WHAT TO PRODUCE: Every line below must be copied as written, except for pictures.

** Opening EXERCISE INPUT block **

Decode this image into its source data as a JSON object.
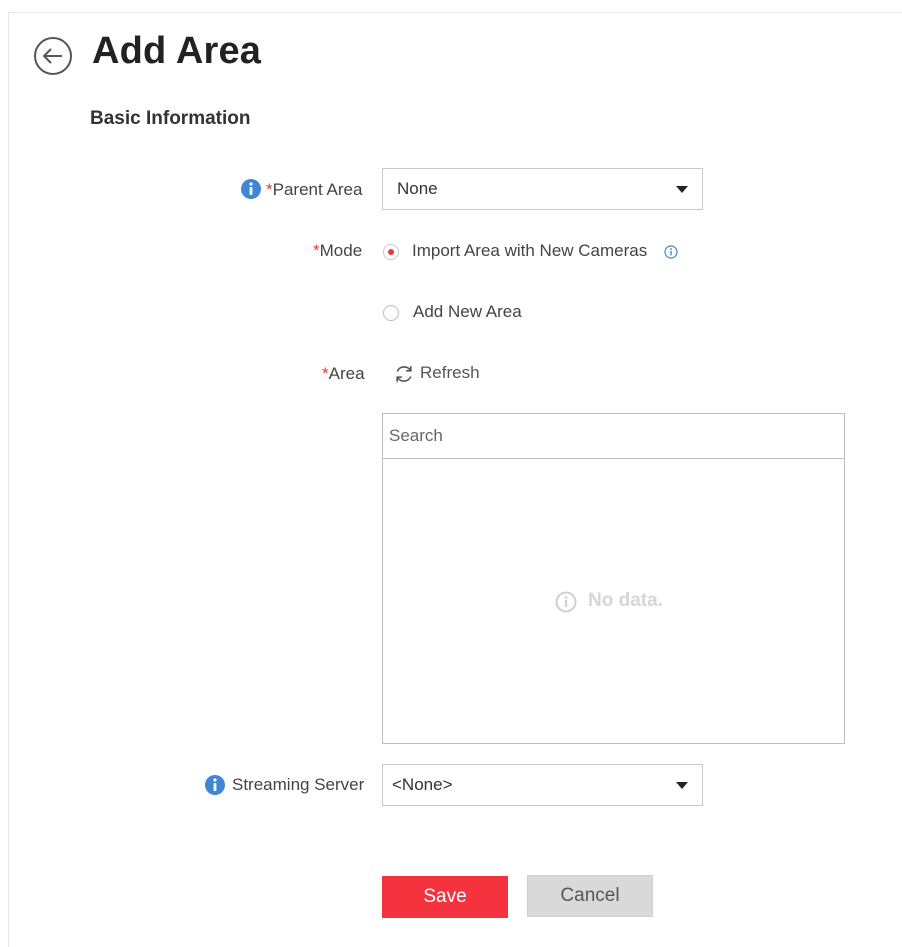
{
  "page": {
    "title": "Add Area",
    "section_title": "Basic Information"
  },
  "form": {
    "parent_area": {
      "label": "Parent Area",
      "required_mark": "*",
      "value": "None"
    },
    "mode": {
      "label": "Mode",
      "required_mark": "*",
      "options": [
        {
          "label": "Import Area with New Cameras",
          "selected": true
        },
        {
          "label": "Add New Area",
          "selected": false
        }
      ]
    },
    "area": {
      "label": "Area",
      "required_mark": "*",
      "refresh_label": "Refresh",
      "search_placeholder": "Search",
      "empty_text": "No data."
    },
    "streaming_server": {
      "label": "Streaming Server",
      "value": "<None>"
    }
  },
  "actions": {
    "save_label": "Save",
    "cancel_label": "Cancel"
  },
  "colors": {
    "primary": "#f5333f",
    "required": "#e53935",
    "info_icon": "#3f86d6",
    "cancel_bg": "#d9d9d9"
  },
  "icons": [
    "back-arrow-icon",
    "info-icon",
    "caret-down-icon",
    "refresh-icon",
    "info-outline-icon"
  ]
}
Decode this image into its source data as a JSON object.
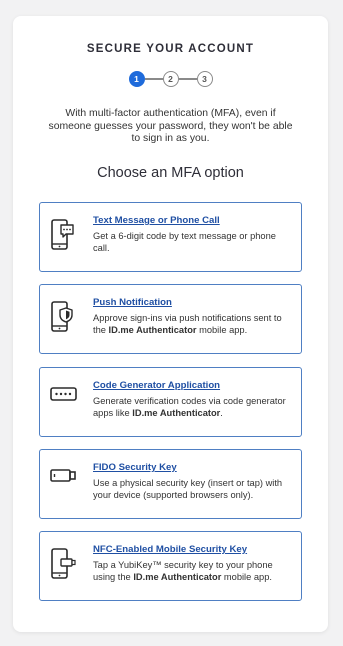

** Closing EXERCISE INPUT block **

YOUR RESPONSE:
Decode this image into its source data as a JSON object.
{
  "page": {
    "title": "Add Area",
    "section_title": "Basic Information"
  },
  "form": {
    "parent_area": {
      "label": "Parent Area",
      "required_mark": "*",
      "value": "None"
    },
    "mode": {
      "label": "Mode",
      "required_mark": "*",
      "options": [
        {
          "label": "Import Area with New Cameras",
          "selected": true
        },
        {
          "label": "Add New Area",
          "selected": false
        }
      ]
    },
    "area": {
      "label": "Area",
      "required_mark": "*",
      "refresh_label": "Refresh",
      "search_placeholder": "Search",
      "empty_text": "No data."
    },
    "streaming_server": {
      "label": "Streaming Server",
      "value": "<None>"
    }
  },
  "actions": {
    "save_label": "Save",
    "cancel_label": "Cancel"
  },
  "colors": {
    "primary": "#f5333f",
    "required": "#e53935",
    "info_icon": "#3f86d6",
    "cancel_bg": "#d9d9d9"
  },
  "icons": [
    "back-arrow-icon",
    "info-icon",
    "caret-down-icon",
    "refresh-icon",
    "info-outline-icon"
  ]
}
Decode this image into its source data as a JSON object.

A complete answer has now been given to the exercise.